As Surrey braces itself for the longest period of strike action in the NHS’ history, health leaders join forces to urge people to use services responsibly
Surrey’s hospital, community and mental health trusts have joined forces with NHS Surrey Heartlands and the wider health and care partnership to warn of unprecedented disruption to NHS services this week.
This comes as the local NHS faces the longest period of planned industrial action in the health service’s history by junior doctors from the British Medical Association (BMA) and the Hospital Consultants and Specialists Association who are striking for six consecutive days from 7am on 3rd to 7am on 9th January 2024.
With this period of action taking place at the start of the New Year - notoriously one of the NHS’ busiest periods - as it faces record demand for services, increased A&E attendances and admissions, a rise in cases of flu, Covid-19 and norovirus, all compounded by reduced staffing levels due to the industrial action – Surrey’s NHS are united in their plea as they urge Surrey residents to use services responsibly.
As the health and care system recovers from the last period of action, which took place before Christmas (20th to 23rd December) health leaders from Surrey’s NHS are warning of widespread disruption to routine services, encouraging people to still come forward if they need urgent medical help during the strike period.
Dr Charlotte Canniff, Joint Chief Medical Officer for Surrey Heartlands Health and Care Partnership and Surrey GP explains:
We have well-rehearsed plans in place to manage these periods of disruption, working together across health and care organisations. However, due to the timing, and with this being the longest period of planned industrial action the NHS has ever seen – taking place over six consecutive days - we expect this to be the most difficult period of action yet.
During the last period of strike action, just before Christmas, at its peak, on 21st December we saw 497 junior doctors from Surrey Heartlands taking part in planned action. With junior doctors making up around half of all doctors, a reduction of this scale has a significant impact on the services our frontline teams can continue to provide – so we do expect significant disruption to routine appointments and planned procedures as we prioritise urgent, emergency, trauma, maternity and critical care for those who need us most.

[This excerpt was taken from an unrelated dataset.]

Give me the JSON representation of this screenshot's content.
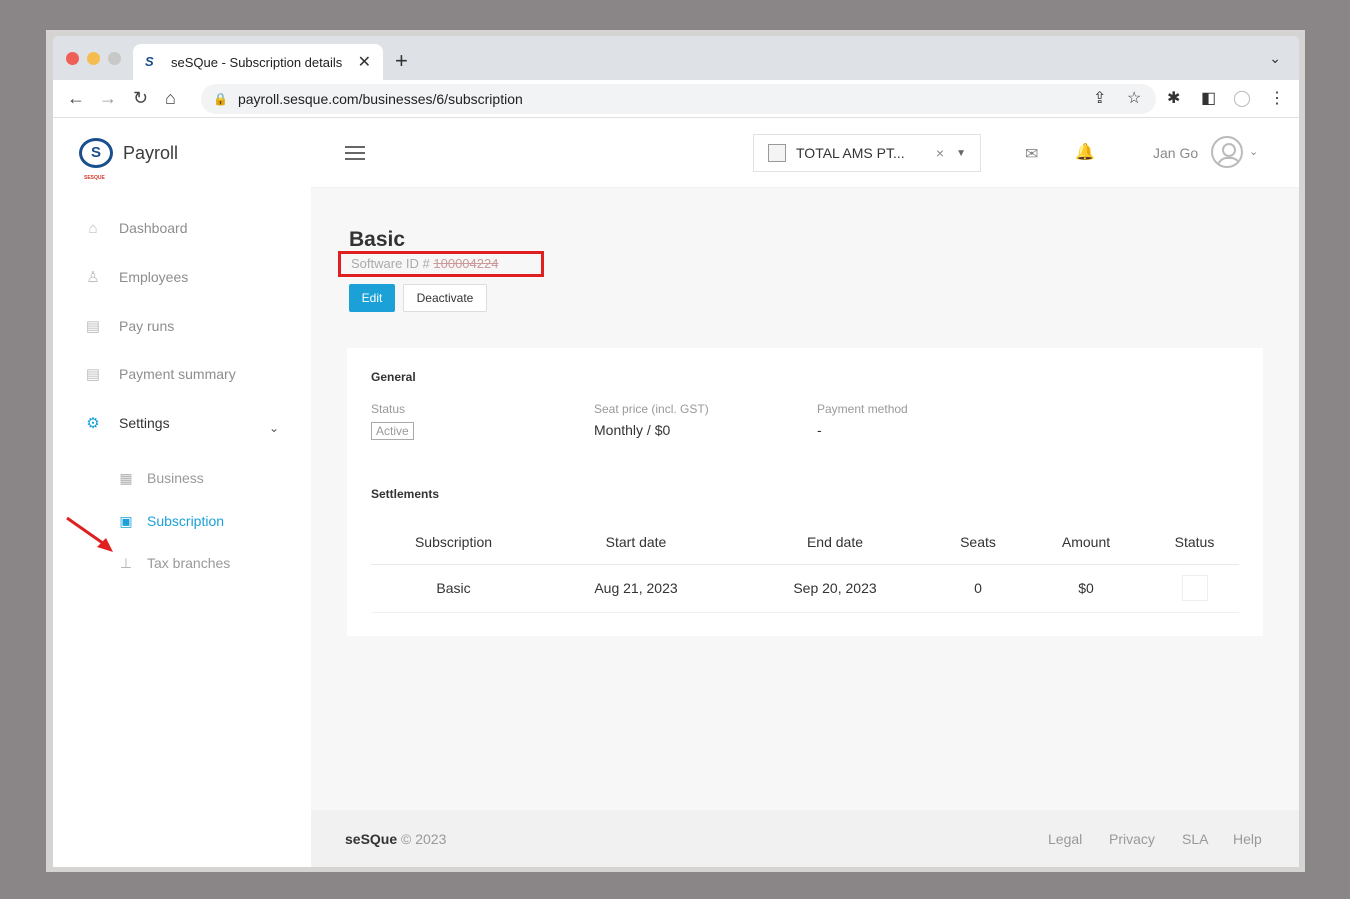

If people need to access health advice and treatment during this period of planned industrial action we are encouraging them to still come forward – and to use services responsibly and appropriately:
- People should continue to use pharmacies, GP practices, walk-in centres and NHS 111 online or by phone 24/7 for urgent health advice
- People should only use 999 and A&E for serious or life-threatening conditions or medical emergencies (when someone is seriously ill or injured and their life is at risk).
- If people’s appointments or procedures have been affected by industrial action the local NHS will contact people directly to reschedule them as soon as possible. If people haven’t been contacted, they should attend appointments as usual.
Matt Jarratt, Chief Operating Officer at Royal Surrey NHS Foundation Trust said:
Our junior doctors have our full support, whether they choose to participate in industrial action or not. But we know this strike action will put more pressure on frontline services and our staff, who are already working incredibly hard.
We are again asking members of the public for their support in using services responsibly and appropriately, thereby helping us keep our Emergency Departments and 999 for those who need them most. We are also asking people to be patient, particularly if services are busier and waits are longer than usual or if outpatient or planned procedures need to be rearranged, as our frontline teams prioritise critical services and work hard to make sure people get the care they need.
With A&Es already very busy this time of year, the local NHS is reminding people to use the full range of services available – which includes pharmacies for general advice, GP practices for urgent issues, walk-in centres, urgent treatment centres and minor injury units for more minor conditions but where it isn’t life threatening (suspected sprains and broken bones, bites, minor cuts and burns) and NHS 111 online and by phone if people aren’t sure where to go.
As the local NHS moves into another challenging week, Surrey Heartlands are asking people to help the local NHS by using the right service so it can keep A&E and 999 services for people with life-threatening conditions.